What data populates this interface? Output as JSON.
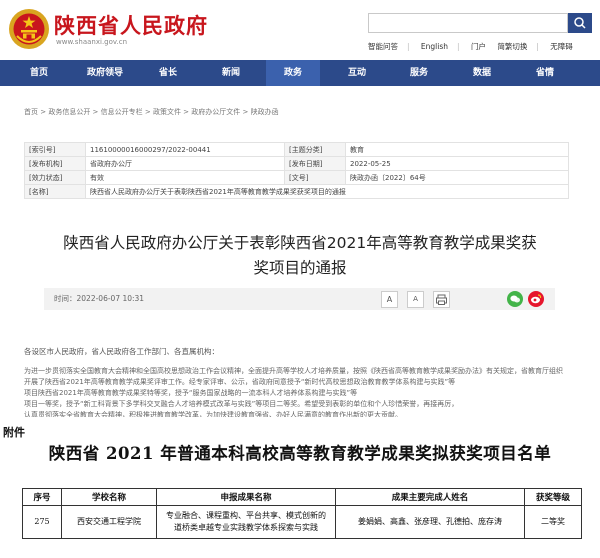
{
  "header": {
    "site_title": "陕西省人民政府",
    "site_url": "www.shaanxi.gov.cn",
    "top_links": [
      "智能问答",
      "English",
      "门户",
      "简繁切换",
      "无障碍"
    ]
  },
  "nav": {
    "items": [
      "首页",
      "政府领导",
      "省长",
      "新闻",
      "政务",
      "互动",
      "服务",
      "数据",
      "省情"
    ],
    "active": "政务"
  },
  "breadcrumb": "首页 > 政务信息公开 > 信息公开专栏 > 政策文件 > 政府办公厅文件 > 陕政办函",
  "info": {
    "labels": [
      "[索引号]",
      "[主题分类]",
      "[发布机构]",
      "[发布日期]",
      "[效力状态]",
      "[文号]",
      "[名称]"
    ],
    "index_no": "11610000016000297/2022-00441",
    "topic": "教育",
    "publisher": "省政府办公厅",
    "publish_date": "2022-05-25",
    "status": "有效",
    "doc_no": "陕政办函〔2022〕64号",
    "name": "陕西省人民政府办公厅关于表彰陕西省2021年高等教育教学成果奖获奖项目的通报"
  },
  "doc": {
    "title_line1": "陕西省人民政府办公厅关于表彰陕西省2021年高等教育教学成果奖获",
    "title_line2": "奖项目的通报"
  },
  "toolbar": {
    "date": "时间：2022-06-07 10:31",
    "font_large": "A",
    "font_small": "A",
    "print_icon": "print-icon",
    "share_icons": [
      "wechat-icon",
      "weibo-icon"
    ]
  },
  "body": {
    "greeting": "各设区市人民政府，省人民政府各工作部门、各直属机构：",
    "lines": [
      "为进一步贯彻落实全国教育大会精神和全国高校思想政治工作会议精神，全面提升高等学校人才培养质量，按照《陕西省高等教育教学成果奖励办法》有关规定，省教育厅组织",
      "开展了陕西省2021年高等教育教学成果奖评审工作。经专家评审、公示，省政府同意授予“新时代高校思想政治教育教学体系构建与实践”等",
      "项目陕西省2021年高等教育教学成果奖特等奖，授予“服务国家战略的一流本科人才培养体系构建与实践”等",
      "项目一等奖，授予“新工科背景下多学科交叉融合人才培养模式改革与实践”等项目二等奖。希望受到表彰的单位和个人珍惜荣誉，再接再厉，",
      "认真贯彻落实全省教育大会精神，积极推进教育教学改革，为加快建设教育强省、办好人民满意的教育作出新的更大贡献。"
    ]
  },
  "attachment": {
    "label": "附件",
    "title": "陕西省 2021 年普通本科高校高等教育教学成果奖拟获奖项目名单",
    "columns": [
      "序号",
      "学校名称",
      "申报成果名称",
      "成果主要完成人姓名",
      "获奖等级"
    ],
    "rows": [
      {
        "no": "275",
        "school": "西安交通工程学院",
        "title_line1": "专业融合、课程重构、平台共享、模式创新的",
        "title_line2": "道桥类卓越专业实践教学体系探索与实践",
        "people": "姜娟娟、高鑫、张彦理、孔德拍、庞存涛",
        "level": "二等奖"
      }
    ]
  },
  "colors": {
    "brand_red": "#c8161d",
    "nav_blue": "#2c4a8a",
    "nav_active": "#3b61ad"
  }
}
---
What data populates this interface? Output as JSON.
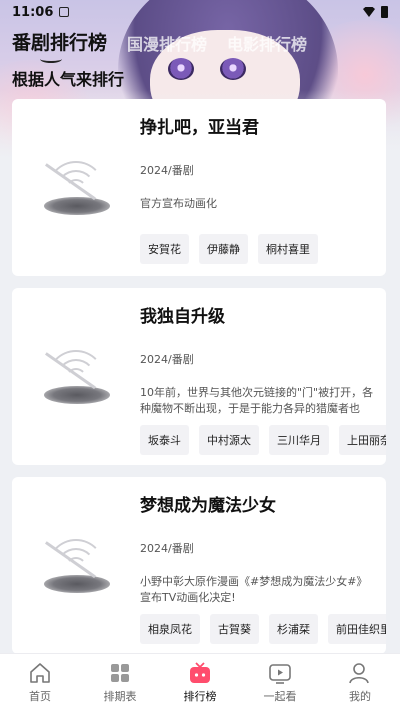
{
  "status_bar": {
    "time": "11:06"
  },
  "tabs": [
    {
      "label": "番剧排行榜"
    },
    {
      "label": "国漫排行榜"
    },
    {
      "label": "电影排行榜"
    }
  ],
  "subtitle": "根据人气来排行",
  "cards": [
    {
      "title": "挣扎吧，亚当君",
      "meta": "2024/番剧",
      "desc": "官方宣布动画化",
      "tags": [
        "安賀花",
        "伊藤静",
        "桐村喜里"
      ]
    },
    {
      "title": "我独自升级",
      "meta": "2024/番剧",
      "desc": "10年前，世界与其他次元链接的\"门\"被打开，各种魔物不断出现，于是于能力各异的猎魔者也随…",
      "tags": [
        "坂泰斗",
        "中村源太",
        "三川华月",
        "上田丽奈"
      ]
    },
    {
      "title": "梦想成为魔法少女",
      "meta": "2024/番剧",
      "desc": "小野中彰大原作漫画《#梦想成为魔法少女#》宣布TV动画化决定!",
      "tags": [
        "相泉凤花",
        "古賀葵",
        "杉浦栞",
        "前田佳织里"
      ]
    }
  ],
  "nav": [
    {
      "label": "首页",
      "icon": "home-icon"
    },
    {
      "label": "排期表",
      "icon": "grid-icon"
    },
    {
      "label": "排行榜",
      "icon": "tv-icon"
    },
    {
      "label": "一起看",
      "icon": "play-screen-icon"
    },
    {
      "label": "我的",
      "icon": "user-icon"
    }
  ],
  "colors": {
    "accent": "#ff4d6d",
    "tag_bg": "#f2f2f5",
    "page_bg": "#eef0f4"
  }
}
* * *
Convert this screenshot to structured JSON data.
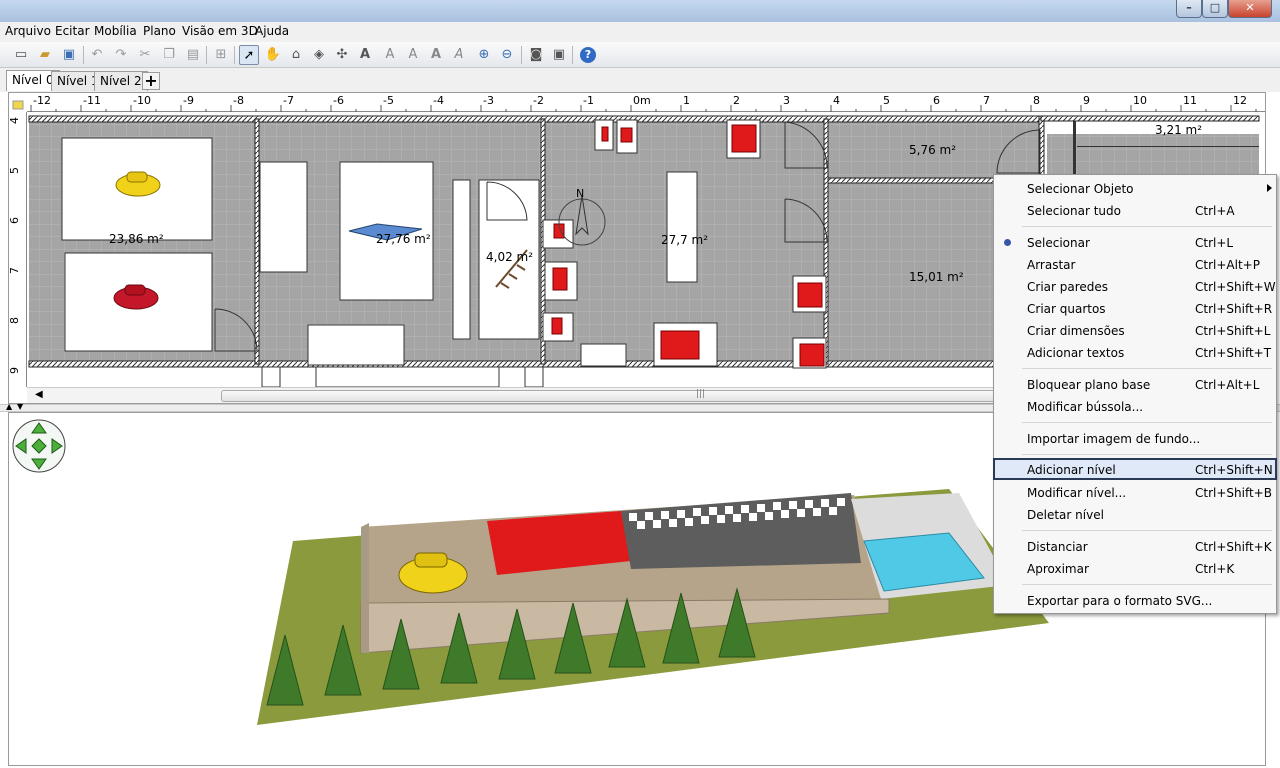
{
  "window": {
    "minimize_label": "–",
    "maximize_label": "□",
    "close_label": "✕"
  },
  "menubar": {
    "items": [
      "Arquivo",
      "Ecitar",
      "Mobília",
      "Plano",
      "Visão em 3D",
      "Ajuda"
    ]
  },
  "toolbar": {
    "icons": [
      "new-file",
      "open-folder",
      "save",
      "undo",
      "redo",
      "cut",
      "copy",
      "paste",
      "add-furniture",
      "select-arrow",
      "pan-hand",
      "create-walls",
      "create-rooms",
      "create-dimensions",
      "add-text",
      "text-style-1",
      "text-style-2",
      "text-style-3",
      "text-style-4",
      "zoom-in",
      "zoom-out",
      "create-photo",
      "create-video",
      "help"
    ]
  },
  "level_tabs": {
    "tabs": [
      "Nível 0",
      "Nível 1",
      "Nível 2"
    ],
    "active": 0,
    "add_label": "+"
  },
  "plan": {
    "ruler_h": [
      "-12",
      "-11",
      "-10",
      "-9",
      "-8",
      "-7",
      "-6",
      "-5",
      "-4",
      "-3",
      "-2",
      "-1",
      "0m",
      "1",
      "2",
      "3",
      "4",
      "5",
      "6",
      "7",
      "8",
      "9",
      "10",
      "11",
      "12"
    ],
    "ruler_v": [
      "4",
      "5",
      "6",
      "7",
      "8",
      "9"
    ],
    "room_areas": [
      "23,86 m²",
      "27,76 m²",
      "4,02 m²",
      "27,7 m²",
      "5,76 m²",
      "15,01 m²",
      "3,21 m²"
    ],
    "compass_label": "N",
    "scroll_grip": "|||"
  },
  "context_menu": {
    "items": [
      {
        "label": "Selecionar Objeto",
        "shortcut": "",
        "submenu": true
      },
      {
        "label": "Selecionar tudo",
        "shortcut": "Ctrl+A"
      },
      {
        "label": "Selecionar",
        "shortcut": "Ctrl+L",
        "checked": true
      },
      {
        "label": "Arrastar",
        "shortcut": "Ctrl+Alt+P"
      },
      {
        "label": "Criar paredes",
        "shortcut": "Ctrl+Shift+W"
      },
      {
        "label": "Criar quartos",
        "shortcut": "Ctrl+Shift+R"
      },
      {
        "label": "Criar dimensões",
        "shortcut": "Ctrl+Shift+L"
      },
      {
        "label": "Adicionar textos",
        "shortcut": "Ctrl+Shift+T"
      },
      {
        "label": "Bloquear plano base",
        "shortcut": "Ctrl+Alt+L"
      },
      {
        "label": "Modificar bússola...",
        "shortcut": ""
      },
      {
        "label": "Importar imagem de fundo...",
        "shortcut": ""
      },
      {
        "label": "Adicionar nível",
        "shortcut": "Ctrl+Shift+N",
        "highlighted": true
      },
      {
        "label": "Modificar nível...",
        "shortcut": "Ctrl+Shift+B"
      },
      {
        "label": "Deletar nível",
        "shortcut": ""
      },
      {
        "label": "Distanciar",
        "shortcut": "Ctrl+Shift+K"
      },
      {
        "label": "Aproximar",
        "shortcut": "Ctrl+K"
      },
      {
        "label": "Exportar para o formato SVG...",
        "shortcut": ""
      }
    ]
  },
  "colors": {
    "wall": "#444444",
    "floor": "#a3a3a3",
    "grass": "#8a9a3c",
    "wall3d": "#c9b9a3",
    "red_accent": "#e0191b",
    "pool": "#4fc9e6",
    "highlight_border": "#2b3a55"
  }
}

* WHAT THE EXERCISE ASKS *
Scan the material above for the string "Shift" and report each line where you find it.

* EXPECTED OUTPUT *
        "shortcut": "Ctrl+Shift+W"
        "shortcut": "Ctrl+Shift+R"
        "shortcut": "Ctrl+Shift+L"
        "shortcut": "Ctrl+Shift+T"
        "shortcut": "Ctrl+Shift+N",
        "shortcut": "Ctrl+Shift+B"
        "shortcut": "Ctrl+Shift+K"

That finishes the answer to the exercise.